▶ ASSIGNMENT
If a line in the material below has the string "phone", copy it out.

** Opening PROVIDED MATERIAL block **

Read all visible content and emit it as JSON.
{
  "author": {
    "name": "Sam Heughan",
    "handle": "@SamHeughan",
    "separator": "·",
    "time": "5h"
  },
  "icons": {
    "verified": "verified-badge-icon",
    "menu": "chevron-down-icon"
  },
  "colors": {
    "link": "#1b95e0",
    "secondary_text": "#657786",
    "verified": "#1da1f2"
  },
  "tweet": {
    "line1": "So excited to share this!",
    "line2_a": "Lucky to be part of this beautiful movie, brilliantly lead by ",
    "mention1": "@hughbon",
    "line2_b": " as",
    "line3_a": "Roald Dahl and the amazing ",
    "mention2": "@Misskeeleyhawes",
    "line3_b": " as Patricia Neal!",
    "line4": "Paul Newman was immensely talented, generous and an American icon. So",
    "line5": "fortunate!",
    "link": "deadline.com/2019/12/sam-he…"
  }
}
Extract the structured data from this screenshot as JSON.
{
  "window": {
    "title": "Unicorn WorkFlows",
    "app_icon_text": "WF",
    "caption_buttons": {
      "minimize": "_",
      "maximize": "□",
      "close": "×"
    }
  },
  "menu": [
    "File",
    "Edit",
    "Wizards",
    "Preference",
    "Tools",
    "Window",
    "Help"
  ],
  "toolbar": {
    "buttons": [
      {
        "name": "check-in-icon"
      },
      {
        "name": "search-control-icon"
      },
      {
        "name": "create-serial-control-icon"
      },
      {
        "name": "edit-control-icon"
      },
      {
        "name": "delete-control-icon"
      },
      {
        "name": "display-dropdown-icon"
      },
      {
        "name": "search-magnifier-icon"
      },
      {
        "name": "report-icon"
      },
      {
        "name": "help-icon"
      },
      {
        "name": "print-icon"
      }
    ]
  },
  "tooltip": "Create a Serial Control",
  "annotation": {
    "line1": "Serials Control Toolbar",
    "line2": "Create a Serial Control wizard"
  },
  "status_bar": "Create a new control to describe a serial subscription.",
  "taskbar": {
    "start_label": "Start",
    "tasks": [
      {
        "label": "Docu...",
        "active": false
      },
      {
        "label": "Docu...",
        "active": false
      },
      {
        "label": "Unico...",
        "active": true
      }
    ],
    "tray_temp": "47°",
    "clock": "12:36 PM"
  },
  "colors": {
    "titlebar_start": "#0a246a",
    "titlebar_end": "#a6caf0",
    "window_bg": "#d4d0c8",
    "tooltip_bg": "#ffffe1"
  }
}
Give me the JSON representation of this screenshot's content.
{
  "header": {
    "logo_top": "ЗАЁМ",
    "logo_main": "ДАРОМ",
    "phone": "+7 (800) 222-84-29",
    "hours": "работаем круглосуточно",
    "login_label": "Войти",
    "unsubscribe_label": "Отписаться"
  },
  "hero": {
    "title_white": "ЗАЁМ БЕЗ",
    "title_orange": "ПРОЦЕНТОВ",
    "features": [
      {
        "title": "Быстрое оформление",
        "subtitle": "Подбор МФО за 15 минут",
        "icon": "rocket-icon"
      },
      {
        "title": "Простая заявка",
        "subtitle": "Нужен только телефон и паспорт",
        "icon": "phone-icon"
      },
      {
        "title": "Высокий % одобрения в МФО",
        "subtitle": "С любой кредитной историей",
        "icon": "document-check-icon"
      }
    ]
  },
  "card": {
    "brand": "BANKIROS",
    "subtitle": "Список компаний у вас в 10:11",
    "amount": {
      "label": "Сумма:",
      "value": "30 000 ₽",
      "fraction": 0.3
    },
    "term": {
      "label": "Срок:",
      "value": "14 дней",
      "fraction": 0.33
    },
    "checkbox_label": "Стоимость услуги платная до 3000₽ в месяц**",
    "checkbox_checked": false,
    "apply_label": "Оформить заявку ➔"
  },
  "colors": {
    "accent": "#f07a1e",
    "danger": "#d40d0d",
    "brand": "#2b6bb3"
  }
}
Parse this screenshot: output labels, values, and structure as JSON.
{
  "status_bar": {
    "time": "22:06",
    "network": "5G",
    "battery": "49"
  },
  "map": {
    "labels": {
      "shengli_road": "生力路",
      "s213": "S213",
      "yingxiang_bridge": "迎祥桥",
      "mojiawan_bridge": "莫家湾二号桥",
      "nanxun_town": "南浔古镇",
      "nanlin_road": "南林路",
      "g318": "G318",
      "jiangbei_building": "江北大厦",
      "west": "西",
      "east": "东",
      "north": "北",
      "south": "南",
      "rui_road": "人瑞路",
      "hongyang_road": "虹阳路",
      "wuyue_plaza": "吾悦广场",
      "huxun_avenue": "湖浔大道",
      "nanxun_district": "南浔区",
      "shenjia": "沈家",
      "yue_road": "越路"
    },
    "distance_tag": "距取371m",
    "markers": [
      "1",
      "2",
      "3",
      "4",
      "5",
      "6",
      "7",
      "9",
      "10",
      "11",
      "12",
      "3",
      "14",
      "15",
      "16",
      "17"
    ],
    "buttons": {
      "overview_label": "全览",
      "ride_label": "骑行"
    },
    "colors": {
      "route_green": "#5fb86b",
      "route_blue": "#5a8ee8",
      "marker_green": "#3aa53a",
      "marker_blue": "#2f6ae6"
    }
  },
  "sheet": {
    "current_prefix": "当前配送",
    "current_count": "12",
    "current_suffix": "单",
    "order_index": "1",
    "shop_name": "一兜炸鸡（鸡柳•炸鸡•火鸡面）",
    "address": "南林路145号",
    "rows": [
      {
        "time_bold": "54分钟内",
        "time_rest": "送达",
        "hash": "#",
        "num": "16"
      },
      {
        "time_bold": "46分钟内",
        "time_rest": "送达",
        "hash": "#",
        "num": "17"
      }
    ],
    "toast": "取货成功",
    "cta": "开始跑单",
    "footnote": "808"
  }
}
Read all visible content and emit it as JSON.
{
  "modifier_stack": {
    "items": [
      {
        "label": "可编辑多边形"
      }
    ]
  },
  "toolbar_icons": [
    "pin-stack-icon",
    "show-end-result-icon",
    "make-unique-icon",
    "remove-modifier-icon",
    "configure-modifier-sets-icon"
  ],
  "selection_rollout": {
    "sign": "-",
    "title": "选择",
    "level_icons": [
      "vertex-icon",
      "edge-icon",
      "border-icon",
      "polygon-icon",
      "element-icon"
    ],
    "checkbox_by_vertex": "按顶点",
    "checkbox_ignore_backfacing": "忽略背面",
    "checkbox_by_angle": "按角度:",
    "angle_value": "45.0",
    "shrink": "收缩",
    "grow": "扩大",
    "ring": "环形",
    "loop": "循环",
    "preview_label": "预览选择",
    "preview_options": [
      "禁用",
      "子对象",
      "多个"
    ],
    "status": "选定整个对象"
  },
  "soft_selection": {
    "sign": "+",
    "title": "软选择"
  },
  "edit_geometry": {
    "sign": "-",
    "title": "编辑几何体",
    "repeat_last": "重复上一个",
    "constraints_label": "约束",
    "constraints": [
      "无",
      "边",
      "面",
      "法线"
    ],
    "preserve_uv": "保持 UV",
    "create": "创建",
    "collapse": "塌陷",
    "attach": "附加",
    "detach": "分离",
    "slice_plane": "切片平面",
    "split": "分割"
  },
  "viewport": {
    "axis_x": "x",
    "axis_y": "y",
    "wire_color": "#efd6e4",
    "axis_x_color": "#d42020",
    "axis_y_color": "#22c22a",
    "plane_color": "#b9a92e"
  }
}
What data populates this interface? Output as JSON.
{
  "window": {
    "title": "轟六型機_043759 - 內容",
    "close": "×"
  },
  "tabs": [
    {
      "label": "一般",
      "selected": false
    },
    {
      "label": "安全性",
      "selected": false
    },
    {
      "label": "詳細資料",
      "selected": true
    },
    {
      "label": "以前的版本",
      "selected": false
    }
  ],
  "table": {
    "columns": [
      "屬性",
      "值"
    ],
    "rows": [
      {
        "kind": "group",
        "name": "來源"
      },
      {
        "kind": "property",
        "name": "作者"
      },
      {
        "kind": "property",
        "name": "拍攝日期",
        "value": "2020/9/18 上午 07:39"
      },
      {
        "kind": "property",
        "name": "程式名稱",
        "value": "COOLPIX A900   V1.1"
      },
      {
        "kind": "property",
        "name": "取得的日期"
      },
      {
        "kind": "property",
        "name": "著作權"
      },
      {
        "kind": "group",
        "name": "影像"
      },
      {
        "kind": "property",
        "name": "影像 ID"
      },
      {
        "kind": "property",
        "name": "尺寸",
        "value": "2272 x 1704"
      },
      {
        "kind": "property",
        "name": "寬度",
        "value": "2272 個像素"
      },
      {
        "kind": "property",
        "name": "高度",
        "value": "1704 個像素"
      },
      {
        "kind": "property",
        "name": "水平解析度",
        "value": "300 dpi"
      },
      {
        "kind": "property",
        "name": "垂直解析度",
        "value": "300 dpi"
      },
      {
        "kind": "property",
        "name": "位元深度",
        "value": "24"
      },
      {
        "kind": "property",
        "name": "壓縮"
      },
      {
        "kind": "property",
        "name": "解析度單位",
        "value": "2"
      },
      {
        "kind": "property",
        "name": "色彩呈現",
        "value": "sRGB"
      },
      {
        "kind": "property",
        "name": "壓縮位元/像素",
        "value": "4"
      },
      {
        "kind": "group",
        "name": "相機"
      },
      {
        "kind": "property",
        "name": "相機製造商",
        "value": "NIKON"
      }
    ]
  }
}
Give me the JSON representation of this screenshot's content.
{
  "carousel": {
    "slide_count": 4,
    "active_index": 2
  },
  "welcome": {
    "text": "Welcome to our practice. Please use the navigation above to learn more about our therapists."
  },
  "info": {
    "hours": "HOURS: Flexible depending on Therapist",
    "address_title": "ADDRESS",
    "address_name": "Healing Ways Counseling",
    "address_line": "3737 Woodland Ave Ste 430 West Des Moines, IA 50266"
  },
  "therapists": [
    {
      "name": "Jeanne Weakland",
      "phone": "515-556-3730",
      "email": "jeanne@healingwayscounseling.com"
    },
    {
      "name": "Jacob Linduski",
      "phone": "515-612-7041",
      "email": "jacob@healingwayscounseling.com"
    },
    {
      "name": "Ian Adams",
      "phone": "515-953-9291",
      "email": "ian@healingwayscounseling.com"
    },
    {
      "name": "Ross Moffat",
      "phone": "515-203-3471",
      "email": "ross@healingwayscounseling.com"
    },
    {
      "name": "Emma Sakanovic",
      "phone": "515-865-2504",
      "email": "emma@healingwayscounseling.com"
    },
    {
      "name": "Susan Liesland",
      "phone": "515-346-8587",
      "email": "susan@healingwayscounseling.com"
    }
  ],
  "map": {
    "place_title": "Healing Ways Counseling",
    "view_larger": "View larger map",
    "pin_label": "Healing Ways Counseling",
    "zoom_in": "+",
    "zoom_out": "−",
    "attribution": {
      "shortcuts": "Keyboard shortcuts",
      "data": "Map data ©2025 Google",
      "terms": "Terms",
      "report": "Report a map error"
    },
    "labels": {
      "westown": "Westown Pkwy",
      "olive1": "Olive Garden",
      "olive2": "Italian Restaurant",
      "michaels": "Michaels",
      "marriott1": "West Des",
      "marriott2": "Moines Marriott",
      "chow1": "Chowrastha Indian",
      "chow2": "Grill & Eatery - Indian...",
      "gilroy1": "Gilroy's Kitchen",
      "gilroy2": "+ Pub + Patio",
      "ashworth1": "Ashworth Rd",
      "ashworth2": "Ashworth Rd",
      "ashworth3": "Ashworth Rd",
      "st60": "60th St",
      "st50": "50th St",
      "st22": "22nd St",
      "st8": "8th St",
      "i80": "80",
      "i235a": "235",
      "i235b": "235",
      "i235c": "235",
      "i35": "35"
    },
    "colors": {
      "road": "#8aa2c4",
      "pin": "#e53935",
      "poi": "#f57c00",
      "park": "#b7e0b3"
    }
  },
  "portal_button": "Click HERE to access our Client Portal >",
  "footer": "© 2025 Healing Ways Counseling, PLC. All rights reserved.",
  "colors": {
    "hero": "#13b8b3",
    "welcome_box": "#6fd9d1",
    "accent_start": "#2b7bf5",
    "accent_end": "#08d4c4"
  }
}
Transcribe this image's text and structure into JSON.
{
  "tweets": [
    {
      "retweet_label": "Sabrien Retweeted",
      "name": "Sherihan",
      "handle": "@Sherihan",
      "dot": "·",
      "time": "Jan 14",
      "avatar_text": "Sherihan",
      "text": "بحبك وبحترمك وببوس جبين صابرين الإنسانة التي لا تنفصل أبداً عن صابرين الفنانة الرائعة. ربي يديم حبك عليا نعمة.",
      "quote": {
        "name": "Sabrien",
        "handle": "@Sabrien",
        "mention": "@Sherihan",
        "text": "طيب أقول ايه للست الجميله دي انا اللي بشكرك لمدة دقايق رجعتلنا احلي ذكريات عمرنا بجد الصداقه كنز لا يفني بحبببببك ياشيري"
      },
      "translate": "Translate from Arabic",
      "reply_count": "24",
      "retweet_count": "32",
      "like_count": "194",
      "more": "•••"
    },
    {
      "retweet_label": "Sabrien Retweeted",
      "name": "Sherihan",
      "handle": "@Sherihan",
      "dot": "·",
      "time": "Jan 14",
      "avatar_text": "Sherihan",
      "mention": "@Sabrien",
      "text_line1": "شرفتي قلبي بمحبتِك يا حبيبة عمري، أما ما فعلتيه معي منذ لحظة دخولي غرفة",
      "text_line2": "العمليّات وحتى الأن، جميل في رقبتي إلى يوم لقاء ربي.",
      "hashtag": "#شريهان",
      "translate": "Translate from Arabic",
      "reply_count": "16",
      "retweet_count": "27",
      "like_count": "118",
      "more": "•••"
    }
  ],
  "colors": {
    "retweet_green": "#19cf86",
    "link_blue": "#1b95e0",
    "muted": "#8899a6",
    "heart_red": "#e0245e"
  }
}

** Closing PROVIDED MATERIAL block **

▶ SOLVED PROBLEM
    "phone": "+7 (800) 222-84-29",
        "icon": "phone-icon"
      "phone": "515-556-3730",
      "phone": "515-612-7041",
      "phone": "515-953-9291",
      "phone": "515-203-3471",
      "phone": "515-865-2504",
      "phone": "515-346-8587",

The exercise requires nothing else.